In the absence of vision, spatial representation may be altered. When asked to compare the relative distances between three sounds (i.e., auditory spatial bisection task), blind individuals demonstrate significant deficits and do not show an event-related potential response mimicking the visual C1 reported in sighted people. However, we have recently demonstrated that the spatial deficit disappears if coherent time and space cues are presented to blind people, suggesting that they may use time information to infer spatial maps. In this study, we examined whether the modification of temporal cues during space evaluation altered the recruitment of the visual and auditory cortices in blind individuals. We demonstrated that the early (50-90 ms) occipital response, mimicking the visual C1, is not elicited by the physical position of the sound, but by its virtual position suggested by its temporal delay.
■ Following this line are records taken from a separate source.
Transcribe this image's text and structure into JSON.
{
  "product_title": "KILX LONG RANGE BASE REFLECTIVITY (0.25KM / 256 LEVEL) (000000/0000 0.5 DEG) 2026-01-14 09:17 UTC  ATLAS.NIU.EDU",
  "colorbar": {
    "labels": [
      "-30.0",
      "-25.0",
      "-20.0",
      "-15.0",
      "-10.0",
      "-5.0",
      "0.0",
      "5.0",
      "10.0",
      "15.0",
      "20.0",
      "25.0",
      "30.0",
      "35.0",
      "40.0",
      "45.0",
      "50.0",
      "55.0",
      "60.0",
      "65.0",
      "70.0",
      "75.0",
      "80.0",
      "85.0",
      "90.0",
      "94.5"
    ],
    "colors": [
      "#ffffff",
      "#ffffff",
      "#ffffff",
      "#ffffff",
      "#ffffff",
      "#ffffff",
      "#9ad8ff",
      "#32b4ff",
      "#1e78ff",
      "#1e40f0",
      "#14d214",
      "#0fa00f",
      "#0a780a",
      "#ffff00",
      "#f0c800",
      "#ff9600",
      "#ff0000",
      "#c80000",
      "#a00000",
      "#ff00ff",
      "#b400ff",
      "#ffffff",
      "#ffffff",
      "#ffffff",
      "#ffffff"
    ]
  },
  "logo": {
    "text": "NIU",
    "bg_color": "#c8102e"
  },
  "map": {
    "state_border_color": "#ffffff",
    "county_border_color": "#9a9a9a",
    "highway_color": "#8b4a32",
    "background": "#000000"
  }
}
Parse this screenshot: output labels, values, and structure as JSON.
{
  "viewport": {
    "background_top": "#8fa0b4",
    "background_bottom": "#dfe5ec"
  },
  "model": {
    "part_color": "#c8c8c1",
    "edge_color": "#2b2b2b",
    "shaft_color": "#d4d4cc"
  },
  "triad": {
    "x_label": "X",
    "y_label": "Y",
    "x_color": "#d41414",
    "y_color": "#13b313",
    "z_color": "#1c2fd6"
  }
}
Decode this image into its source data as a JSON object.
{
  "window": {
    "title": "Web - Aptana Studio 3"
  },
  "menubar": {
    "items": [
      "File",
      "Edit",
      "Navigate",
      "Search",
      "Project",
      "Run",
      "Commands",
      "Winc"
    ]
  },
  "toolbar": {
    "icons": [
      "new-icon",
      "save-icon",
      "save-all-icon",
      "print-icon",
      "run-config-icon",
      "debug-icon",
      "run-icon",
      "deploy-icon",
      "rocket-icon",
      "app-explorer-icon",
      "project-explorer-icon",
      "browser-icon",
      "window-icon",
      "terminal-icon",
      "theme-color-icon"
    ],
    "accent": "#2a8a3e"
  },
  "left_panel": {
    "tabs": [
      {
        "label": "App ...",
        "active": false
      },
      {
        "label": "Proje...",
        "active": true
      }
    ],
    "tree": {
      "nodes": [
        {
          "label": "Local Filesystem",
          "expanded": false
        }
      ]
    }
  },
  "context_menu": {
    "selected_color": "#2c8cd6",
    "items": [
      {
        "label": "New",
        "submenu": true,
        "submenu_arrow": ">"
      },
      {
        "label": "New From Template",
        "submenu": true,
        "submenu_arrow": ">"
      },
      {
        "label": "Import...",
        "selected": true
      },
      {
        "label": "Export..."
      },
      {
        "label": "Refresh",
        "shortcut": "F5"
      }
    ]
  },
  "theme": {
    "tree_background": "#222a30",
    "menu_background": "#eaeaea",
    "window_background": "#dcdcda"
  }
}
Even more impressively, in the same time window, the auditory cortex also showed this pattern and responded to temporal instead of spatial coordinates.
© 2020 The Authors. Human Brain Mapping published by Wiley Periodicals, Inc.